--- Data to examine Enclosed Below ---

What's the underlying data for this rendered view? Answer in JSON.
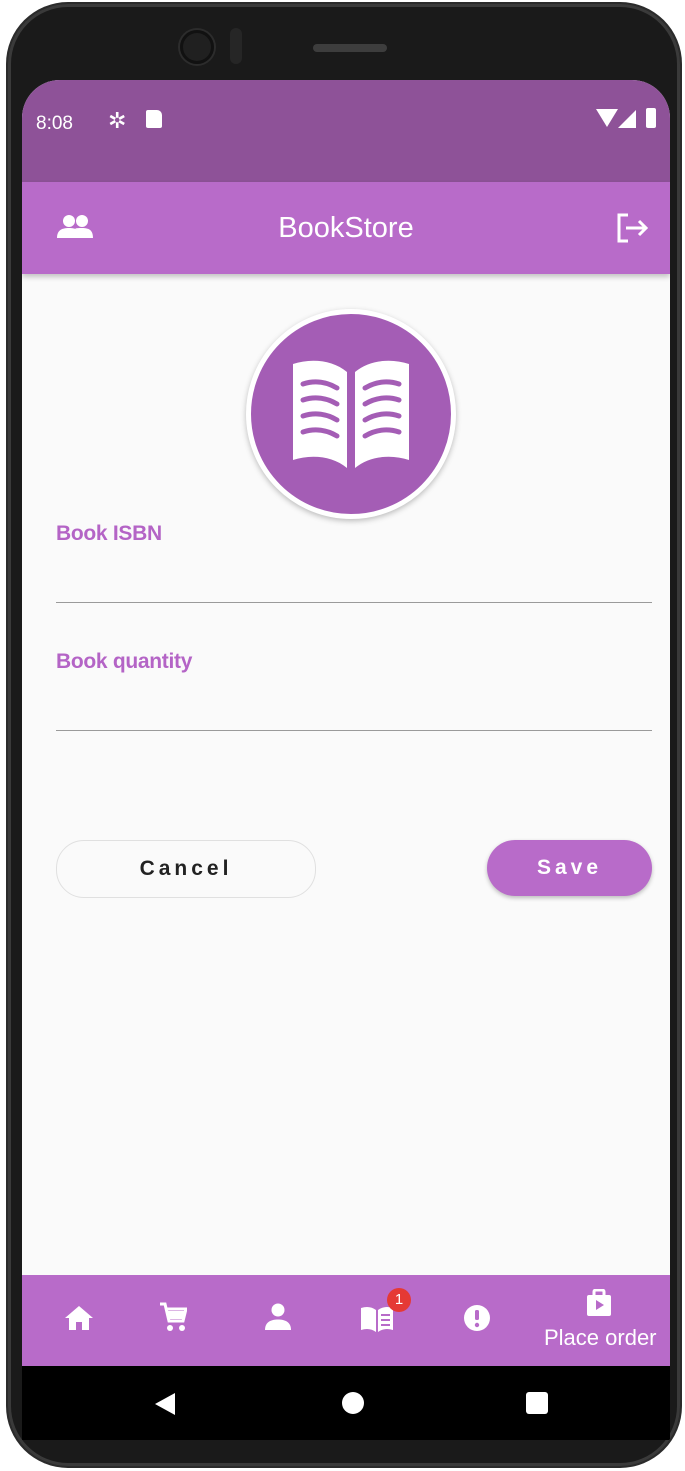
{
  "status_bar": {
    "time": "8:08"
  },
  "app_bar": {
    "title": "BookStore"
  },
  "form": {
    "isbn_label": "Book ISBN",
    "isbn_value": "",
    "quantity_label": "Book quantity",
    "quantity_value": ""
  },
  "buttons": {
    "cancel": "Cancel",
    "save": "Save"
  },
  "bottom_nav": {
    "items": [
      {
        "icon": "home-icon"
      },
      {
        "icon": "cart-icon"
      },
      {
        "icon": "person-icon"
      },
      {
        "icon": "book-open-icon",
        "badge": "1"
      },
      {
        "icon": "alert-icon"
      },
      {
        "icon": "shopping-bag-icon",
        "label": "Place order"
      }
    ]
  },
  "colors": {
    "primary": "#b86bc9",
    "status_bar": "#8e5298",
    "badge": "#e53935",
    "background": "#fafafa"
  }
}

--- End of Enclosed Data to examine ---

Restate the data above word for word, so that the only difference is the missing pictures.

What's the underlying data for this rendered view? Answer in JSON.
{
  "status_bar": {
    "time": "8:08"
  },
  "app_bar": {
    "title": "BookStore"
  },
  "form": {
    "isbn_label": "Book ISBN",
    "isbn_value": "",
    "quantity_label": "Book quantity",
    "quantity_value": ""
  },
  "buttons": {
    "cancel": "Cancel",
    "save": "Save"
  },
  "bottom_nav": {
    "items": [
      {
        "icon": "home-icon"
      },
      {
        "icon": "cart-icon"
      },
      {
        "icon": "person-icon"
      },
      {
        "icon": "book-open-icon",
        "badge": "1"
      },
      {
        "icon": "alert-icon"
      },
      {
        "icon": "shopping-bag-icon",
        "label": "Place order"
      }
    ]
  },
  "colors": {
    "primary": "#b86bc9",
    "status_bar": "#8e5298",
    "badge": "#e53935",
    "background": "#fafafa"
  }
}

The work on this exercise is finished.